All data from the dashboard is also freely available in the following GitHub repository.
GitHub Link: https://bit.ly/2Wmmbp8
Mobile version: https://bit.ly/2WjyK4d
Web version: https://bit.ly/2xLyT6v
One of AI’s core strengths when working on identifying and limiting the effects of virus outbreaks is its incredibly insistent nature. AI systems never tire, can sift through enormous amounts of data, and identify possible correlations and causations that humans can’t.
However, there are limits to AI’s ability to both identify virus outbreaks and predict how they will spread. Perhaps the best-known example comes from the neighboring field of big data analytics. At its launch, Google Flu Trends was heralded as a great leap forward in relation to identifying and estimating the spread of the flu—until it underestimated the 2013 flu season by a whopping 140 percent and was quietly put to rest. Poor data quality was identified as one of the main reasons Google Flu Trends failed. Unreliable or faulty data can wreak havoc on the prediction power of AI.
About the Author:

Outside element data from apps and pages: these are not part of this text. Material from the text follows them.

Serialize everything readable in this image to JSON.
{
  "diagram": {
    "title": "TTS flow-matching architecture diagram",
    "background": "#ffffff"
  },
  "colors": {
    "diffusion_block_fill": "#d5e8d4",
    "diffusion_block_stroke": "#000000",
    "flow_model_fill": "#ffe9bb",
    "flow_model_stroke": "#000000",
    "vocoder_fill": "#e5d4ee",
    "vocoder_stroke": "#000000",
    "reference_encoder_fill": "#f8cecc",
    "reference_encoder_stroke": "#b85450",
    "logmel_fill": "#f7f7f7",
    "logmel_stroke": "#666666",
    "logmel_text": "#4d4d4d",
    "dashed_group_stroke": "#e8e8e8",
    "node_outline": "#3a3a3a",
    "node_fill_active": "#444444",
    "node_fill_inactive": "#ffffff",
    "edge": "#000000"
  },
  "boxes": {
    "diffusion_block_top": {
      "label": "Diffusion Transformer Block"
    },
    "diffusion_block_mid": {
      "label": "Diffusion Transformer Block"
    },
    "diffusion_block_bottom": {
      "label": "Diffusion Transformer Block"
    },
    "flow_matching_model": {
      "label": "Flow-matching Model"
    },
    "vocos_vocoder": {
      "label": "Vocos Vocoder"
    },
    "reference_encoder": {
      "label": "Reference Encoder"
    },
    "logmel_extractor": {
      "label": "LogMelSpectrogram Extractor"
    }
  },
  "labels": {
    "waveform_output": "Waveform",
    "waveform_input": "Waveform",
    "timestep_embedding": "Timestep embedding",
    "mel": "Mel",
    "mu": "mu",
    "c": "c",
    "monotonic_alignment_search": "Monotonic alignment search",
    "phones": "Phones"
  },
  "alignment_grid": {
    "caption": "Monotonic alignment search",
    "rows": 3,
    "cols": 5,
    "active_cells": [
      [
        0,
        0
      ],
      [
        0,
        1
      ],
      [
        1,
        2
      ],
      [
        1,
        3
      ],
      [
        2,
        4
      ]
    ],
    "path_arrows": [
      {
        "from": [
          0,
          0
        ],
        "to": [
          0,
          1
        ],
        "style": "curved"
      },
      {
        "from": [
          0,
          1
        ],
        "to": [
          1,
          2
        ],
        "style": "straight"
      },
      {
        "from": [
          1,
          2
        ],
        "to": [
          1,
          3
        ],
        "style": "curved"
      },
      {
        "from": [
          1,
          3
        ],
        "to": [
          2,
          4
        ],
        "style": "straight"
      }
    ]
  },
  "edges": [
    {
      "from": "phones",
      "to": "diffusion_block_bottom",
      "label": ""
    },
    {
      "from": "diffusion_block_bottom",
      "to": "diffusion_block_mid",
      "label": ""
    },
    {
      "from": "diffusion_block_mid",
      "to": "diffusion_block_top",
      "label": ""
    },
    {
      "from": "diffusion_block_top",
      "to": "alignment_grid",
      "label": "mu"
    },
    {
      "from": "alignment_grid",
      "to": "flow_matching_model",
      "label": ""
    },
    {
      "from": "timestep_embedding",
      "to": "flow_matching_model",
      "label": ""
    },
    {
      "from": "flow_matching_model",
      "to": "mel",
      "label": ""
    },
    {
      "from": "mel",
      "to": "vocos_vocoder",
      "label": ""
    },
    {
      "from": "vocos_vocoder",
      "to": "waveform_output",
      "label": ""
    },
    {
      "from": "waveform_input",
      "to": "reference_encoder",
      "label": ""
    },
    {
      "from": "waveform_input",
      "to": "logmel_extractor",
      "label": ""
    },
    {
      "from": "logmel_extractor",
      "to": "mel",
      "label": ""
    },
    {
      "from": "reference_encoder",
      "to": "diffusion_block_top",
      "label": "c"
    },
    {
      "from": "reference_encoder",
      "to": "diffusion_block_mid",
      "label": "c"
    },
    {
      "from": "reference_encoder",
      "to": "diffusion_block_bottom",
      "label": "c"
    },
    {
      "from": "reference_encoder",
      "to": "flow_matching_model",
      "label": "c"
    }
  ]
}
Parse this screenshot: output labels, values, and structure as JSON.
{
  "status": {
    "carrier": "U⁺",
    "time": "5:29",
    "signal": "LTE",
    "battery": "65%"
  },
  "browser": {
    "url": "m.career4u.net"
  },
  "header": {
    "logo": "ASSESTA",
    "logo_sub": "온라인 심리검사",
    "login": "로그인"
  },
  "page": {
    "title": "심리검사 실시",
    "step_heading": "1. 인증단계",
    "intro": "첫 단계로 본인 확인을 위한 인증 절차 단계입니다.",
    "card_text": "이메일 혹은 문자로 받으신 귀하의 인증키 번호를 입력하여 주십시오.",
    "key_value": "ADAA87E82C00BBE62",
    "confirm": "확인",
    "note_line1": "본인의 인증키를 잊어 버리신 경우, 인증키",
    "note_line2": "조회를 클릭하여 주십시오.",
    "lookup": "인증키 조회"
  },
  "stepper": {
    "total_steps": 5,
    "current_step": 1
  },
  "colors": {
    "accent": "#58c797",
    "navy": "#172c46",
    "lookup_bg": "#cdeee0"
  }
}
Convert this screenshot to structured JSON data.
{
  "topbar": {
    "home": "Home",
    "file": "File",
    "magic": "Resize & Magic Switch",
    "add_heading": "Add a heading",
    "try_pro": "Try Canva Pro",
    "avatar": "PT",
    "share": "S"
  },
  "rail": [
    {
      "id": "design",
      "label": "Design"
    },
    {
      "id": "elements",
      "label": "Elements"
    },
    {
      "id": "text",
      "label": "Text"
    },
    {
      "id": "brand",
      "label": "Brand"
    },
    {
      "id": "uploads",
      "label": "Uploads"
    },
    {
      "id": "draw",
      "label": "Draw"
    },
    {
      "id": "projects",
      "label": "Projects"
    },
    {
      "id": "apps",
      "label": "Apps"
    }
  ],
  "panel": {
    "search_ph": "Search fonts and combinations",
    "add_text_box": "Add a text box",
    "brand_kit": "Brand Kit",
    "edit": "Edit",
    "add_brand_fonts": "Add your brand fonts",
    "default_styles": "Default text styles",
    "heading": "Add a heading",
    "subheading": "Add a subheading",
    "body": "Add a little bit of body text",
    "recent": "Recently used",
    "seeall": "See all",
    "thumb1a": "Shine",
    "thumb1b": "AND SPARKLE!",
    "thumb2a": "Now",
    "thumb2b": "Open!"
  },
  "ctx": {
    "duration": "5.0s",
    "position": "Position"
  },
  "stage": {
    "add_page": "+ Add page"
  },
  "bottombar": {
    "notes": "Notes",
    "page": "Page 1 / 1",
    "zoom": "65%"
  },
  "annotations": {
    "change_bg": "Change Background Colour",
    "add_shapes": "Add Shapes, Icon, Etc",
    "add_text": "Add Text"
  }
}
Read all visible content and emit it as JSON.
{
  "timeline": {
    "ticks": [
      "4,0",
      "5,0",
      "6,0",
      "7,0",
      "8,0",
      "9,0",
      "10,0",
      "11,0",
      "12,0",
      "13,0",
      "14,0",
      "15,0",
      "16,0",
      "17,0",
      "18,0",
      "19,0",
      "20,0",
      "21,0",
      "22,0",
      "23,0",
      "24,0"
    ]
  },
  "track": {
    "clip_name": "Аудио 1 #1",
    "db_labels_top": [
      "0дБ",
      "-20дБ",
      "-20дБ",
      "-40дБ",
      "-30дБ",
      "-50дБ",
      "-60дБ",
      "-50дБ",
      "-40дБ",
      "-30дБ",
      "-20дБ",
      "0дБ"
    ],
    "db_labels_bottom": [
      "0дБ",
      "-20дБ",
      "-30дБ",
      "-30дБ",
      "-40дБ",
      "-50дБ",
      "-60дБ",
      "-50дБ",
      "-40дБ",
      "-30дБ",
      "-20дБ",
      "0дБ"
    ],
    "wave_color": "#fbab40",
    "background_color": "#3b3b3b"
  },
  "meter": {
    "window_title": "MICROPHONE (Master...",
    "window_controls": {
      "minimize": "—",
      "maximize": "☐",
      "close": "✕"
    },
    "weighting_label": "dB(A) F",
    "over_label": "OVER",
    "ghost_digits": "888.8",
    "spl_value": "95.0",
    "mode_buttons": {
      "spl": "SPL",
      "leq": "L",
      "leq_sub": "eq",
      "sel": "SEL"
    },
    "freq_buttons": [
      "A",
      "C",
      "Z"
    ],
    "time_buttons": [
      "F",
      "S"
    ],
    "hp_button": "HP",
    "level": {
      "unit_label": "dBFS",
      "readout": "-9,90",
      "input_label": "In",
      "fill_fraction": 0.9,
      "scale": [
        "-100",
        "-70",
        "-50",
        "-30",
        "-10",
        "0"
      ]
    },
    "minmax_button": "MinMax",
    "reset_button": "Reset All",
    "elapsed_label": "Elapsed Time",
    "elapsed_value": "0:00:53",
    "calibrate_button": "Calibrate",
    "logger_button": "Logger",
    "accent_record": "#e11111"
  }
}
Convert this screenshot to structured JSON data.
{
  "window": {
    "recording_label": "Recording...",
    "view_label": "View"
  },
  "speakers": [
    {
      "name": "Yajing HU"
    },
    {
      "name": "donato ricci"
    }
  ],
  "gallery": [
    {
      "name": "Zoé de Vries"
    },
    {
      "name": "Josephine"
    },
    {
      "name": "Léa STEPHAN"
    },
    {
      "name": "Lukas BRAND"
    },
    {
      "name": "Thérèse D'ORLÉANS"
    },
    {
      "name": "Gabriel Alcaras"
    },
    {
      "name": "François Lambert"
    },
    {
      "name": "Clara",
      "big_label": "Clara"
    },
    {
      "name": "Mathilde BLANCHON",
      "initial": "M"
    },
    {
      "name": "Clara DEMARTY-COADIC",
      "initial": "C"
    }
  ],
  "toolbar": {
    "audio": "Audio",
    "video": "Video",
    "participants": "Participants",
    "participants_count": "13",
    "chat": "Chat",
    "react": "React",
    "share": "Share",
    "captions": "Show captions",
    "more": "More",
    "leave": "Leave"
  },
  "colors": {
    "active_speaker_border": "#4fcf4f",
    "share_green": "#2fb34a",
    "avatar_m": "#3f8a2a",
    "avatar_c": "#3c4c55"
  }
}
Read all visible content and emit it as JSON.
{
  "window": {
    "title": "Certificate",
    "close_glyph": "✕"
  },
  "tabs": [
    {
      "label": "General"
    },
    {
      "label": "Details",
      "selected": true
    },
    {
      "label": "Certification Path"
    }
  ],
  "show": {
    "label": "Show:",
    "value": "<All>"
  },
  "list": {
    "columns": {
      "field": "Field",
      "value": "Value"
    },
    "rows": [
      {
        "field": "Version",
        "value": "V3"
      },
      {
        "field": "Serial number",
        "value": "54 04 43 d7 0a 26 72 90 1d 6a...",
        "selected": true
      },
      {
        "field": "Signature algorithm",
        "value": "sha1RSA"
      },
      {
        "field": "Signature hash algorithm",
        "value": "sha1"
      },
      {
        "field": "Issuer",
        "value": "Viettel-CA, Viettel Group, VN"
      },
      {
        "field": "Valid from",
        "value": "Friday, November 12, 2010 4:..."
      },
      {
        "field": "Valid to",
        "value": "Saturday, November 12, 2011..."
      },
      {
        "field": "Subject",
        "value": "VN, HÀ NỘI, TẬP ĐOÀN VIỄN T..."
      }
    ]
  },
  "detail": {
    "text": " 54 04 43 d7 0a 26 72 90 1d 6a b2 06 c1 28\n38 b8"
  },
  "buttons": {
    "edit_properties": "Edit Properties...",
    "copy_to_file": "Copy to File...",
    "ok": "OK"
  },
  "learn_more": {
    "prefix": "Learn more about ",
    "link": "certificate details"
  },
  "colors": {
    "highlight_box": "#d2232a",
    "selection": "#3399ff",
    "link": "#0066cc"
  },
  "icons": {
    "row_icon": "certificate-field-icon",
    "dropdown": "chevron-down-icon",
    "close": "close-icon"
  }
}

Bargunan is a Big Data Engineer and a programming enthusiast. His passion is to share his knowledge by writing his experiences about them. He believes “Gaining knowledge is the first step to wisdom and sharing it is the first step to humanity.”